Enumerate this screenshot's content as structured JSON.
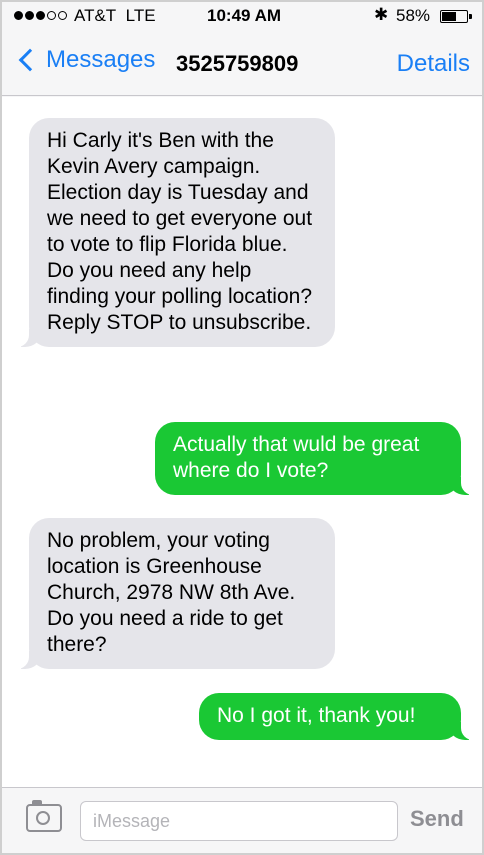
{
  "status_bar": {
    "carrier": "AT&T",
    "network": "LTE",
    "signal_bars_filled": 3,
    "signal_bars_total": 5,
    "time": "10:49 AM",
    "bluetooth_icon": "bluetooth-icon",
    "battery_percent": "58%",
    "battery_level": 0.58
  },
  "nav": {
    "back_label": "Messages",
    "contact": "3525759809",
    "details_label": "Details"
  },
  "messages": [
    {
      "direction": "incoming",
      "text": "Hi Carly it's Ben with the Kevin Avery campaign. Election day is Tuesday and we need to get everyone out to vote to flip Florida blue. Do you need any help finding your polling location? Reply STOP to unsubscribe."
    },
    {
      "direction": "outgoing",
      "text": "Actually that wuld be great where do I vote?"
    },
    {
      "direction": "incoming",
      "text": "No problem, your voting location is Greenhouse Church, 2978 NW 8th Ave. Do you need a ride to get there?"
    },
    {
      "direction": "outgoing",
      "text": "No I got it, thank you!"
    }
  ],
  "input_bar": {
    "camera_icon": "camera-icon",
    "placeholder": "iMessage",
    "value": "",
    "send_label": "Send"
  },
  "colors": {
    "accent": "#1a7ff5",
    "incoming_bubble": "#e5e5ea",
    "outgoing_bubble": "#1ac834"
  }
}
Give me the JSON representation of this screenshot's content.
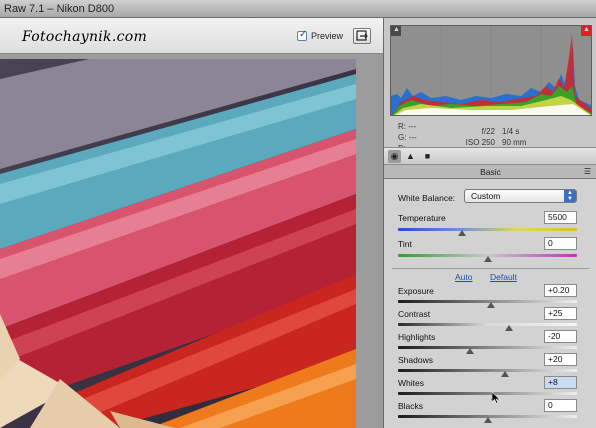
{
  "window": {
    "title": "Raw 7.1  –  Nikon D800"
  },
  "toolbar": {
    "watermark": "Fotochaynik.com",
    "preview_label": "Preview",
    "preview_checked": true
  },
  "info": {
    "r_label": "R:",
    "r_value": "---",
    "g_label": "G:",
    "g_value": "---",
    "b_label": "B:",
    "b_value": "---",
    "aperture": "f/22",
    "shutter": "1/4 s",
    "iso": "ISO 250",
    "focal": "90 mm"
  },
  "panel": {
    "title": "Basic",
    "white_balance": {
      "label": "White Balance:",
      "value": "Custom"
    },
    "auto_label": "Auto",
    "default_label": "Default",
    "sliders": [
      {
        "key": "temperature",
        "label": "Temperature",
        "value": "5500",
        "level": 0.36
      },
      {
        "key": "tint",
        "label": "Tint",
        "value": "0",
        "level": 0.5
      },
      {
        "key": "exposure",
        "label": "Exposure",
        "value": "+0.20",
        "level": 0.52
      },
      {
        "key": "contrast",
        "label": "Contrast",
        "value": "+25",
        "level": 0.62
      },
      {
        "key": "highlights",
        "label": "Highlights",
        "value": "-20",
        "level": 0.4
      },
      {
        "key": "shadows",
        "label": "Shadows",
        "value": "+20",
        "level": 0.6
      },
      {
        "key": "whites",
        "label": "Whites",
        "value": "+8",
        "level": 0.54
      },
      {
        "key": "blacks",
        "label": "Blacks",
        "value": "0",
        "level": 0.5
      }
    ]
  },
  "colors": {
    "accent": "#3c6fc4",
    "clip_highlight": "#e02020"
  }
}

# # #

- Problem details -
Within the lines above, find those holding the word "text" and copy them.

- Output of the task -
      "text": "Hi Carly it's Ben with the Kevin Avery campaign. Election day is Tuesday and we need to get everyone out to vote to flip Florida blue. Do you need any help finding your polling location? Reply STOP to unsubscribe."
      "text": "Actually that wuld be great where do I vote?"
      "text": "No problem, your voting location is Greenhouse Church, 2978 NW 8th Ave. Do you need a ride to get there?"
      "text": "No I got it, thank you!"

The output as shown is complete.